Assignment: Reproduce each record in the listing below exactly as written.
%%
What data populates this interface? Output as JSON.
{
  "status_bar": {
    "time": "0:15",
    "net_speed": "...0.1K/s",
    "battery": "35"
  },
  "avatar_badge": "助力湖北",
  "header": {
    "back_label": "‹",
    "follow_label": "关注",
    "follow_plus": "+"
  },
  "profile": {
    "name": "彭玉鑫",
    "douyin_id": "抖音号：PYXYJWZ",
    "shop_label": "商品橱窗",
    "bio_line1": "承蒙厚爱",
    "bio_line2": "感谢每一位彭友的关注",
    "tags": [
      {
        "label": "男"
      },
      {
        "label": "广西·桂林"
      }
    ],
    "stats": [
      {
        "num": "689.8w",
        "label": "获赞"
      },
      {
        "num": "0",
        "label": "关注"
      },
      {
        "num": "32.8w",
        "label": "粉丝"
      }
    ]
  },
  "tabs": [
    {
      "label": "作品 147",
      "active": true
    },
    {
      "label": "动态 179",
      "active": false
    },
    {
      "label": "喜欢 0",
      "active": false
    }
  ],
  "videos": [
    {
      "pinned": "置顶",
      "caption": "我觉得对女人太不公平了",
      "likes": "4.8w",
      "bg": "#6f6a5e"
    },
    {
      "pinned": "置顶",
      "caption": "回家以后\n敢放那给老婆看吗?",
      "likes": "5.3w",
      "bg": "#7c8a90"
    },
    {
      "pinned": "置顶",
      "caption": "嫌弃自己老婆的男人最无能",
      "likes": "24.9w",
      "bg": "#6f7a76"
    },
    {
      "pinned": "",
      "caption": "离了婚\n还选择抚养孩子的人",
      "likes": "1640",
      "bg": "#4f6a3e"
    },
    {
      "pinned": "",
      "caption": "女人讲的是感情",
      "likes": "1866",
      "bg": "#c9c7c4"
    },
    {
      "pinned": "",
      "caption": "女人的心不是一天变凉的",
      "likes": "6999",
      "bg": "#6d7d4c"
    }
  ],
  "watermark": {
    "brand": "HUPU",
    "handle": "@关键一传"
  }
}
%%
Answer to this exercise:
What data populates this interface? Output as JSON.
{
  "status_bar": {
    "time": "0:15",
    "net_speed": "...0.1K/s",
    "battery": "35"
  },
  "avatar_badge": "助力湖北",
  "header": {
    "back_label": "‹",
    "follow_label": "关注",
    "follow_plus": "+"
  },
  "profile": {
    "name": "彭玉鑫",
    "douyin_id": "抖音号：PYXYJWZ",
    "shop_label": "商品橱窗",
    "bio_line1": "承蒙厚爱",
    "bio_line2": "感谢每一位彭友的关注",
    "tags": [
      {
        "label": "男"
      },
      {
        "label": "广西·桂林"
      }
    ],
    "stats": [
      {
        "num": "689.8w",
        "label": "获赞"
      },
      {
        "num": "0",
        "label": "关注"
      },
      {
        "num": "32.8w",
        "label": "粉丝"
      }
    ]
  },
  "tabs": [
    {
      "label": "作品 147",
      "active": true
    },
    {
      "label": "动态 179",
      "active": false
    },
    {
      "label": "喜欢 0",
      "active": false
    }
  ],
  "videos": [
    {
      "pinned": "置顶",
      "caption": "我觉得对女人太不公平了",
      "likes": "4.8w",
      "bg": "#6f6a5e"
    },
    {
      "pinned": "置顶",
      "caption": "回家以后\n敢放那给老婆看吗?",
      "likes": "5.3w",
      "bg": "#7c8a90"
    },
    {
      "pinned": "置顶",
      "caption": "嫌弃自己老婆的男人最无能",
      "likes": "24.9w",
      "bg": "#6f7a76"
    },
    {
      "pinned": "",
      "caption": "离了婚\n还选择抚养孩子的人",
      "likes": "1640",
      "bg": "#4f6a3e"
    },
    {
      "pinned": "",
      "caption": "女人讲的是感情",
      "likes": "1866",
      "bg": "#c9c7c4"
    },
    {
      "pinned": "",
      "caption": "女人的心不是一天变凉的",
      "likes": "6999",
      "bg": "#6d7d4c"
    }
  ],
  "watermark": {
    "brand": "HUPU",
    "handle": "@关键一传"
  }
}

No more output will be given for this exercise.